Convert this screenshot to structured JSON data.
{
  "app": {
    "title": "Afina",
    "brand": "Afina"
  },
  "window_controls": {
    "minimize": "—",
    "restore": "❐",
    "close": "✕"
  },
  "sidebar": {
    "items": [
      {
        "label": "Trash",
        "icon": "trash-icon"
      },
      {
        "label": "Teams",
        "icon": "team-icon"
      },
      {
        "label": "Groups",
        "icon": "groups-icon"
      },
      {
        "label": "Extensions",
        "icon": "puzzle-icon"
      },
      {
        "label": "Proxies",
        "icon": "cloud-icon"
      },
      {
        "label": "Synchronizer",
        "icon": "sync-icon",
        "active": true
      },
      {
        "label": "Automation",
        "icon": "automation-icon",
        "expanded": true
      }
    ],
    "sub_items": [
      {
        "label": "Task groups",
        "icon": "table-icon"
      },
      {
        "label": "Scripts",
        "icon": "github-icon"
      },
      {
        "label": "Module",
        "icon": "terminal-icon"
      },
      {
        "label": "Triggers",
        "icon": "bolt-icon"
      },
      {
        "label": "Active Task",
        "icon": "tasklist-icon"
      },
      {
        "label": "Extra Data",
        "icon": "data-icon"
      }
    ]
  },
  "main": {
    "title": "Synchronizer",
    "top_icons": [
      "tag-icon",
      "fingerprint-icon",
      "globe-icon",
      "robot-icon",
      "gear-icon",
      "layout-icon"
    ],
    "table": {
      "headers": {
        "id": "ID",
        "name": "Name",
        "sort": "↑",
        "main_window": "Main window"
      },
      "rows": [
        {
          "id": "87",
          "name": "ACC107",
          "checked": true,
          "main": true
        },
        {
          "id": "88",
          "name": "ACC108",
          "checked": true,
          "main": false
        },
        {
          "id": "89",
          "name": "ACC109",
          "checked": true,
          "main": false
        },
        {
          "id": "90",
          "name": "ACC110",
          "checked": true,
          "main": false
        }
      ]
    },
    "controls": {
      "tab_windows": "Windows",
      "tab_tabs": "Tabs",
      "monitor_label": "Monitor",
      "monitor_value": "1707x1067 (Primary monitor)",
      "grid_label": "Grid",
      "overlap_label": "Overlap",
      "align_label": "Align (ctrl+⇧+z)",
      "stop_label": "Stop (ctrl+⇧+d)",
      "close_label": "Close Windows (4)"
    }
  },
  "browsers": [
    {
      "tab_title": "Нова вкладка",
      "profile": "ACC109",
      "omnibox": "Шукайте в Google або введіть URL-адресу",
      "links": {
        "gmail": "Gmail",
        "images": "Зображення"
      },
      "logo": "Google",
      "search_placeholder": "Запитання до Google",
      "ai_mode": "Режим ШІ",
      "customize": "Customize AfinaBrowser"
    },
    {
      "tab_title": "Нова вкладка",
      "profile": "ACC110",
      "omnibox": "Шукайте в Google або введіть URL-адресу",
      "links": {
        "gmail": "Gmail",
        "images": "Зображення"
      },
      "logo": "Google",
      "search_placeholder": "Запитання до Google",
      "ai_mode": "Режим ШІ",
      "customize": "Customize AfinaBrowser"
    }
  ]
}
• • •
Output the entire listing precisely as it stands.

Convert this screenshot to structured JSON data.
{
  "app": {
    "title": "Afina",
    "brand": "Afina"
  },
  "window_controls": {
    "minimize": "—",
    "restore": "❐",
    "close": "✕"
  },
  "sidebar": {
    "items": [
      {
        "label": "Trash",
        "icon": "trash-icon"
      },
      {
        "label": "Teams",
        "icon": "team-icon"
      },
      {
        "label": "Groups",
        "icon": "groups-icon"
      },
      {
        "label": "Extensions",
        "icon": "puzzle-icon"
      },
      {
        "label": "Proxies",
        "icon": "cloud-icon"
      },
      {
        "label": "Synchronizer",
        "icon": "sync-icon",
        "active": true
      },
      {
        "label": "Automation",
        "icon": "automation-icon",
        "expanded": true
      }
    ],
    "sub_items": [
      {
        "label": "Task groups",
        "icon": "table-icon"
      },
      {
        "label": "Scripts",
        "icon": "github-icon"
      },
      {
        "label": "Module",
        "icon": "terminal-icon"
      },
      {
        "label": "Triggers",
        "icon": "bolt-icon"
      },
      {
        "label": "Active Task",
        "icon": "tasklist-icon"
      },
      {
        "label": "Extra Data",
        "icon": "data-icon"
      }
    ]
  },
  "main": {
    "title": "Synchronizer",
    "top_icons": [
      "tag-icon",
      "fingerprint-icon",
      "globe-icon",
      "robot-icon",
      "gear-icon",
      "layout-icon"
    ],
    "table": {
      "headers": {
        "id": "ID",
        "name": "Name",
        "sort": "↑",
        "main_window": "Main window"
      },
      "rows": [
        {
          "id": "87",
          "name": "ACC107",
          "checked": true,
          "main": true
        },
        {
          "id": "88",
          "name": "ACC108",
          "checked": true,
          "main": false
        },
        {
          "id": "89",
          "name": "ACC109",
          "checked": true,
          "main": false
        },
        {
          "id": "90",
          "name": "ACC110",
          "checked": true,
          "main": false
        }
      ]
    },
    "controls": {
      "tab_windows": "Windows",
      "tab_tabs": "Tabs",
      "monitor_label": "Monitor",
      "monitor_value": "1707x1067 (Primary monitor)",
      "grid_label": "Grid",
      "overlap_label": "Overlap",
      "align_label": "Align (ctrl+⇧+z)",
      "stop_label": "Stop (ctrl+⇧+d)",
      "close_label": "Close Windows (4)"
    }
  },
  "browsers": [
    {
      "tab_title": "Нова вкладка",
      "profile": "ACC109",
      "omnibox": "Шукайте в Google або введіть URL-адресу",
      "links": {
        "gmail": "Gmail",
        "images": "Зображення"
      },
      "logo": "Google",
      "search_placeholder": "Запитання до Google",
      "ai_mode": "Режим ШІ",
      "customize": "Customize AfinaBrowser"
    },
    {
      "tab_title": "Нова вкладка",
      "profile": "ACC110",
      "omnibox": "Шукайте в Google або введіть URL-адресу",
      "links": {
        "gmail": "Gmail",
        "images": "Зображення"
      },
      "logo": "Google",
      "search_placeholder": "Запитання до Google",
      "ai_mode": "Режим ШІ",
      "customize": "Customize AfinaBrowser"
    }
  ]
}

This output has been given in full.